Task statement >> All entries below need to be written out exactly, but without their pictures.

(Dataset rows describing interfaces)

- Opening Delimiter -

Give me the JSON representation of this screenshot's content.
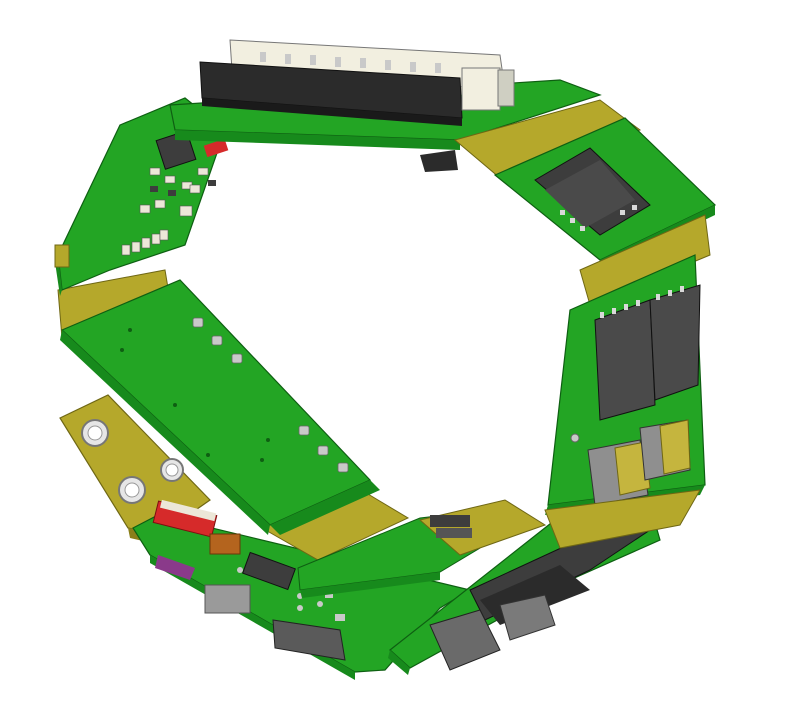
{
  "image": {
    "kind": "3D CAD render of a flexible-rigid PCB assembly folded into a ring",
    "background_color": "#ffffff"
  },
  "colors": {
    "pcb_green": "#23a524",
    "pcb_green_dark": "#178a1c",
    "pcb_edge": "#0e5f12",
    "flex_polyimide": "#b5a82b",
    "flex_dark": "#8a7f1a",
    "ic_body": "#3d3d3d",
    "ic_pin": "#d9d9d9",
    "connector_white": "#f2efe0",
    "connector_black": "#2b2b2b",
    "resistor_red": "#d62a2a",
    "capacitor_brown": "#b4641e",
    "via_silver": "#c9c9c9",
    "tab_purple": "#8a3a8a"
  },
  "icons": [
    "fpc-connector-icon",
    "ic-chip-icon",
    "mounting-hole-icon",
    "smd-resistor-icon",
    "smd-capacitor-icon"
  ]
}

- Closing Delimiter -

Task result >>
Give me the JSON representation of this screenshot's content.
{
  "image": {
    "kind": "3D CAD render of a flexible-rigid PCB assembly folded into a ring",
    "background_color": "#ffffff"
  },
  "colors": {
    "pcb_green": "#23a524",
    "pcb_green_dark": "#178a1c",
    "pcb_edge": "#0e5f12",
    "flex_polyimide": "#b5a82b",
    "flex_dark": "#8a7f1a",
    "ic_body": "#3d3d3d",
    "ic_pin": "#d9d9d9",
    "connector_white": "#f2efe0",
    "connector_black": "#2b2b2b",
    "resistor_red": "#d62a2a",
    "capacitor_brown": "#b4641e",
    "via_silver": "#c9c9c9",
    "tab_purple": "#8a3a8a"
  },
  "icons": [
    "fpc-connector-icon",
    "ic-chip-icon",
    "mounting-hole-icon",
    "smd-resistor-icon",
    "smd-capacitor-icon"
  ]
}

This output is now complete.